This summer has been full of learning opportunities, interesting times in Portland, and making great connections with others. Working at a cubicle was by no means my first choice this summer but looking back I couldn’t have asked for a better internship! My aspirations to help salmon and steelhead populations could not be better achieved than to assess the impacts that climate change will have on them. Research on salmon and steelhead has reached new heights in the last decade thanks to technological advancements such as PIT tag technology (used in some pets), genetics, and modeling.
To start, not a lot has been understood about the life history of salmon and steelhead until we were able to track and monitor their migrations. PIT tags and acoustic tags have helped researchers track where in the ocean these fish go to feed and undergo metamorphosis. Although we have been able to establish migratory routes for many of these fish one thing that we need to better understand is the diversity of life histories that exist with these species. Some anadromous fish spend only a year in the ‘salt’ (as anglers say) while others spend two to five years in the salt.
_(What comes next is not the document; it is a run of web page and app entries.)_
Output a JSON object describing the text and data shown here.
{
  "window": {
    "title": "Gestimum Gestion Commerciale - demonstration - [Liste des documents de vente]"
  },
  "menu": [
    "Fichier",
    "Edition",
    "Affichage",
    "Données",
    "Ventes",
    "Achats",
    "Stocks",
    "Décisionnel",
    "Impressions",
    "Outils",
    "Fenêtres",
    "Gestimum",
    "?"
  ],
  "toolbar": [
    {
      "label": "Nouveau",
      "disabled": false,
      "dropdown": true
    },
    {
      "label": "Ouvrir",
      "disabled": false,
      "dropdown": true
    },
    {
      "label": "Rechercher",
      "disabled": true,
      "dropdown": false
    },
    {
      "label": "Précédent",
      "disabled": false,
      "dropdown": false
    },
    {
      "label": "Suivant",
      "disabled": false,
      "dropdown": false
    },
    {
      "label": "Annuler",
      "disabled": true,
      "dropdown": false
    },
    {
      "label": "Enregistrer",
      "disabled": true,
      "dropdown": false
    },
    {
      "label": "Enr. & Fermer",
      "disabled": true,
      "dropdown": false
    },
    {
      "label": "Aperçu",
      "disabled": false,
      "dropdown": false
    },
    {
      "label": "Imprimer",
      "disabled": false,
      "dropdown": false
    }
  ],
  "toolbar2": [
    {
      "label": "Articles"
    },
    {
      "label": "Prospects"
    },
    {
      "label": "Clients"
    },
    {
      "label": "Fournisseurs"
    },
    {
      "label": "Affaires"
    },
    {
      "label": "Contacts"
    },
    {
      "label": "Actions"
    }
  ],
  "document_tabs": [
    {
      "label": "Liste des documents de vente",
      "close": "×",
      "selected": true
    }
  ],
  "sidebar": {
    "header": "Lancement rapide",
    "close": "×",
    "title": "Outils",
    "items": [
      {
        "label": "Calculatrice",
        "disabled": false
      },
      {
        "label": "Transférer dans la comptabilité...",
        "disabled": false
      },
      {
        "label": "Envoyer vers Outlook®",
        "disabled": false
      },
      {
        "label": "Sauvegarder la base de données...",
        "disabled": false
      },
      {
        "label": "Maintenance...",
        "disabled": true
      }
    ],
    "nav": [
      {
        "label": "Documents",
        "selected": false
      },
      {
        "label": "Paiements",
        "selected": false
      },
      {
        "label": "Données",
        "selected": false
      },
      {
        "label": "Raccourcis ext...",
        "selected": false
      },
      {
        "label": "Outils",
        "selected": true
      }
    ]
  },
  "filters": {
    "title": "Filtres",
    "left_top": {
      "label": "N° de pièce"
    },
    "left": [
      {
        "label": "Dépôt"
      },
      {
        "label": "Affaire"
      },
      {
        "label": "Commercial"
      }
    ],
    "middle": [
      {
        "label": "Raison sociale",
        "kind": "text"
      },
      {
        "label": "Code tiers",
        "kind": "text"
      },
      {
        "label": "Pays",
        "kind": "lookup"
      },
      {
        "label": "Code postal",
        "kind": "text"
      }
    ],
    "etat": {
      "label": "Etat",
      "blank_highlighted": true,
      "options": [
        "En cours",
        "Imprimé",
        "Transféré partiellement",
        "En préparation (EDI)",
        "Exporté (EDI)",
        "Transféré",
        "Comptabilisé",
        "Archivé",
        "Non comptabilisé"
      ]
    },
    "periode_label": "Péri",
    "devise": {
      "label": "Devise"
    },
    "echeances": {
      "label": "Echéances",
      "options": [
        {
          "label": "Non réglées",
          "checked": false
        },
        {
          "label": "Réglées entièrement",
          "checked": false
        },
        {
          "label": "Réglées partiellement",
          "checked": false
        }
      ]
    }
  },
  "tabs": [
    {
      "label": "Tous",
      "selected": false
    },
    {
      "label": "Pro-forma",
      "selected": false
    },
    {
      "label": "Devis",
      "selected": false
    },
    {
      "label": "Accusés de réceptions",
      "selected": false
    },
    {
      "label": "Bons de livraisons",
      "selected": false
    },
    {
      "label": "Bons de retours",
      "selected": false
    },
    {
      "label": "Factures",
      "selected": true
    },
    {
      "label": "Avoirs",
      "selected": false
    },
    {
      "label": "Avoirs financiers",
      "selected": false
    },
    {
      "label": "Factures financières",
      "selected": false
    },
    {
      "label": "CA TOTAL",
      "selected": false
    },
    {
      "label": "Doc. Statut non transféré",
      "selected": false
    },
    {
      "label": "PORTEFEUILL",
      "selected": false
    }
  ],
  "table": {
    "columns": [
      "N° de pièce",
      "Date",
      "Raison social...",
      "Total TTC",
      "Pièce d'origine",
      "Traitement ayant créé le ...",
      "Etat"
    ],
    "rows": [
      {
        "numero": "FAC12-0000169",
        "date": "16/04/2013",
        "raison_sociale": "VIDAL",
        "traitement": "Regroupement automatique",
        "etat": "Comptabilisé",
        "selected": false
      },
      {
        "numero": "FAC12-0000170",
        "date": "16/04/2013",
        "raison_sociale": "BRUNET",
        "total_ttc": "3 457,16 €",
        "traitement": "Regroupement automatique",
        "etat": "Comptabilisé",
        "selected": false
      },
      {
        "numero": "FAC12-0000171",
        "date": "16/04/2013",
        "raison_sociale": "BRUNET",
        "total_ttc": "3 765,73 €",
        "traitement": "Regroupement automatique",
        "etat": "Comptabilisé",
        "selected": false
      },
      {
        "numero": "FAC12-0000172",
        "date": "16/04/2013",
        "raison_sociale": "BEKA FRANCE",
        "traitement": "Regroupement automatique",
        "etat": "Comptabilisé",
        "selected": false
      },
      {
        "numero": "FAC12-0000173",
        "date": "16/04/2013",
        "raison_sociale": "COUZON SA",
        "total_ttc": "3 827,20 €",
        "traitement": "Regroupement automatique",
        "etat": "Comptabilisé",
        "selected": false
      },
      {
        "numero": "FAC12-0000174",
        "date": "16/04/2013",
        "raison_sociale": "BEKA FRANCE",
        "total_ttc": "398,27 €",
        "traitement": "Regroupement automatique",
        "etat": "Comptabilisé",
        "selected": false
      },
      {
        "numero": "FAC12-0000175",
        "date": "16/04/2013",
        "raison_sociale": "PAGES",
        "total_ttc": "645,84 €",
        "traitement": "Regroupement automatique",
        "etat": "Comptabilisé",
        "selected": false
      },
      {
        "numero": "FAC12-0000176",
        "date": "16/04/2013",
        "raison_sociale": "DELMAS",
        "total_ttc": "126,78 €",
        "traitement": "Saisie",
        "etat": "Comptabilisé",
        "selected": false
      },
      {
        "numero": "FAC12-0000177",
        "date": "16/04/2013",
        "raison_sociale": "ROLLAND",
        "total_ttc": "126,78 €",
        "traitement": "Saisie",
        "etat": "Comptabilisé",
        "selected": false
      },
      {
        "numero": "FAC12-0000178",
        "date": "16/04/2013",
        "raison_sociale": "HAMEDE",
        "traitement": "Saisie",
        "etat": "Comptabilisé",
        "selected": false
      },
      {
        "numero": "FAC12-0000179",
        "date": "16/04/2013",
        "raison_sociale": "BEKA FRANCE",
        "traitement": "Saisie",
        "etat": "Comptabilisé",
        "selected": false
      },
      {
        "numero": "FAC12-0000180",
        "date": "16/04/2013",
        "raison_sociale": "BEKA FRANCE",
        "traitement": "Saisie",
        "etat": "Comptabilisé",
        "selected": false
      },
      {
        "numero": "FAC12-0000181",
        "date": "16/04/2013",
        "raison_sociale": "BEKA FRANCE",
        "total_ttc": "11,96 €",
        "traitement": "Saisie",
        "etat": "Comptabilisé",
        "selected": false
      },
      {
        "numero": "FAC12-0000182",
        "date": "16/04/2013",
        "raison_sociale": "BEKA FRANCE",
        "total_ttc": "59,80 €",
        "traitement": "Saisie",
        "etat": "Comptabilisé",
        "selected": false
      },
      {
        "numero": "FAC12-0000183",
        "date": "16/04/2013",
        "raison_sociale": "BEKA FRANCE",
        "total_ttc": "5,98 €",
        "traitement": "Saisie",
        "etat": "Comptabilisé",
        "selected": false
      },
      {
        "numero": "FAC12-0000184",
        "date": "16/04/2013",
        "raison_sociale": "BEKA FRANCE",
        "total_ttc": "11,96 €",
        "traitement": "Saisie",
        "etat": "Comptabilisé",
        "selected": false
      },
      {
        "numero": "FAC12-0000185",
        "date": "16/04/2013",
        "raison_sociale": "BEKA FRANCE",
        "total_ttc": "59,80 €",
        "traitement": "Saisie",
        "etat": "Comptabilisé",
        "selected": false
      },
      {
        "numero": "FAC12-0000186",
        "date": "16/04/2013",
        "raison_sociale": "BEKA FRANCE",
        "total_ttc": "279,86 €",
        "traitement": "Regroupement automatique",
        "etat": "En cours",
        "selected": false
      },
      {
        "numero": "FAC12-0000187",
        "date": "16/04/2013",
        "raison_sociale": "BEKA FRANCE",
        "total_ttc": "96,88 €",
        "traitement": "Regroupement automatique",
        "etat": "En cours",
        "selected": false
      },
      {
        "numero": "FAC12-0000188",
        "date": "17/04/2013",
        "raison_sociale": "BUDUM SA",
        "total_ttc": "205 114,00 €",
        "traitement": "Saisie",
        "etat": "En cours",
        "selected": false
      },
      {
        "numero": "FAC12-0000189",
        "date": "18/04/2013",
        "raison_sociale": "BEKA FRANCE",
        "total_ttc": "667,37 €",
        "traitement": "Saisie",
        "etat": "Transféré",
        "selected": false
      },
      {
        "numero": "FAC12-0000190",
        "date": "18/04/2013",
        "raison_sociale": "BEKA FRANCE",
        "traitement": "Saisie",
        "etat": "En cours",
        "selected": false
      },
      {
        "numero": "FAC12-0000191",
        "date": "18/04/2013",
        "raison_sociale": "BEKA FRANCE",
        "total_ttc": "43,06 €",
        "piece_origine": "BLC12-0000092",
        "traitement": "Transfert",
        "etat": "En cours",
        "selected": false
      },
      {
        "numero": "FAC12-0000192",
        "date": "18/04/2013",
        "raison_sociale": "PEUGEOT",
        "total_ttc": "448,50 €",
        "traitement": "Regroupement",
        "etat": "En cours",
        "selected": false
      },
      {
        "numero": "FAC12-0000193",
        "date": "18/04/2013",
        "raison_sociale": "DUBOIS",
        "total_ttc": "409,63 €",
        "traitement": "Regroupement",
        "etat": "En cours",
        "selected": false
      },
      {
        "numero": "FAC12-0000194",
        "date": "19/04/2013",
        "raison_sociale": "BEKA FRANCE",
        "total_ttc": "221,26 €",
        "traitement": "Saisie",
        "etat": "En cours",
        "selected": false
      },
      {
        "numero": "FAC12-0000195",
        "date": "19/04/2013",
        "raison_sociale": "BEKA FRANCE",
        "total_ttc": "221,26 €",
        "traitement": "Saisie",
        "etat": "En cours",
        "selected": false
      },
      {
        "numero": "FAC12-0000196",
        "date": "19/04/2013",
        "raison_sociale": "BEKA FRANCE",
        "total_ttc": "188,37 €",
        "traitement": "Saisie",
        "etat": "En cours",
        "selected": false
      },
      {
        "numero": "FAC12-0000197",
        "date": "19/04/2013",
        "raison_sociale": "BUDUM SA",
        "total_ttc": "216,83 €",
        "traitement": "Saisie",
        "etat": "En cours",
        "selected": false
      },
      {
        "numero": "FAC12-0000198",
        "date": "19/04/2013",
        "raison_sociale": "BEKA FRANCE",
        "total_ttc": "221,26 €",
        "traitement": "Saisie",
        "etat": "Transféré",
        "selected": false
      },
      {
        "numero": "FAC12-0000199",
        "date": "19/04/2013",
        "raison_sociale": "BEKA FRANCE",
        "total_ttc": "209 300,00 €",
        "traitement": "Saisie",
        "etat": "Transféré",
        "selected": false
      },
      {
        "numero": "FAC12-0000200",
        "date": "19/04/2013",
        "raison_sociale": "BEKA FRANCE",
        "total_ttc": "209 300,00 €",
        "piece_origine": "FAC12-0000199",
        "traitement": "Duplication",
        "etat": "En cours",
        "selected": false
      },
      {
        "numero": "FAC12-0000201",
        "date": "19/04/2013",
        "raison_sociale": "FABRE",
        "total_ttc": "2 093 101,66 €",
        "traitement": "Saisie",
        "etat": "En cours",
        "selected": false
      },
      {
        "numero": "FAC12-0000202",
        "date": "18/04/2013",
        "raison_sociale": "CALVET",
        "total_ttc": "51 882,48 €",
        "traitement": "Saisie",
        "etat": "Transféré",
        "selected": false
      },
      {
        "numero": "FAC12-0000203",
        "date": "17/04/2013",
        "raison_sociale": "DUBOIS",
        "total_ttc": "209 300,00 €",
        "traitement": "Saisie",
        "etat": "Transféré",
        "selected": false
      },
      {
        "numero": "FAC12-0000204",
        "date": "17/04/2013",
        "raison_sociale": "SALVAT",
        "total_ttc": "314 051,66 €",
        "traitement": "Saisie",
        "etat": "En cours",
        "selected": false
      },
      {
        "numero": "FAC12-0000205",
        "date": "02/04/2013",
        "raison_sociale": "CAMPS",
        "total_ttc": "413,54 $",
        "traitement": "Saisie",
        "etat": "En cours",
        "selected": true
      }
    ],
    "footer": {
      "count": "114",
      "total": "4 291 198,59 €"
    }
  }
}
As you can imagine this results in huge differences in the size and fecundity of the fish. Because salmon are semelparous, meaning they put all their energy into one large reproductive event, size does matter. Bigger fish produce more eggs and therefore have higher fitness than smaller fish. One concern for salmonids in the ocean is that the longer the fish spends time in the ocean the more likely it is to be caught by fishing boats, prey, or die due to pathogens and disease. Currently research is being conducted to better understand alternative life cycles of salmonids and what can be done to increase their chances of recovery in the Pacific Northwest.
Another fascinating and fairly new technology is genetic analysis. One interesting finding is that some parents contribute more to the next generation more than others. A hypothetical example is if two all star athletes produce offspring compared to if two people with poor health produce offspring. The all star offspring are more likely to survive and pass on their genes to the following generation. This is important because if we remove the all stars through fishing we may reduce the fitness of subsequent generations. These kinds of studies are being conducted throughout the range of salmonids to analyze the effects of hatchery fish breeding with wild fish.
Lastly, models have come a far way by having a better understanding of what assumptions must be put into the model. As we learn more about the ecology of salmonids models can be improved to better represent the reality of population cycles. One difficulty that remains in modeling is taking into account genetic interactions with hatchery fish as well as how does a one year salt fish breeding with a three year salt fish effect fitness. These small details are hard to account for in models and often time little is known about these interactions to begin with.
My work will play a role in addressing the impacts of projects that affect salmonids in light of the struggles they face with climate change. I am looking forward to seeing my work applied in the NEPA process as well as continuing to work with salmon and steelhead in the future. Thank you Sea Grant for helping me follow my passions!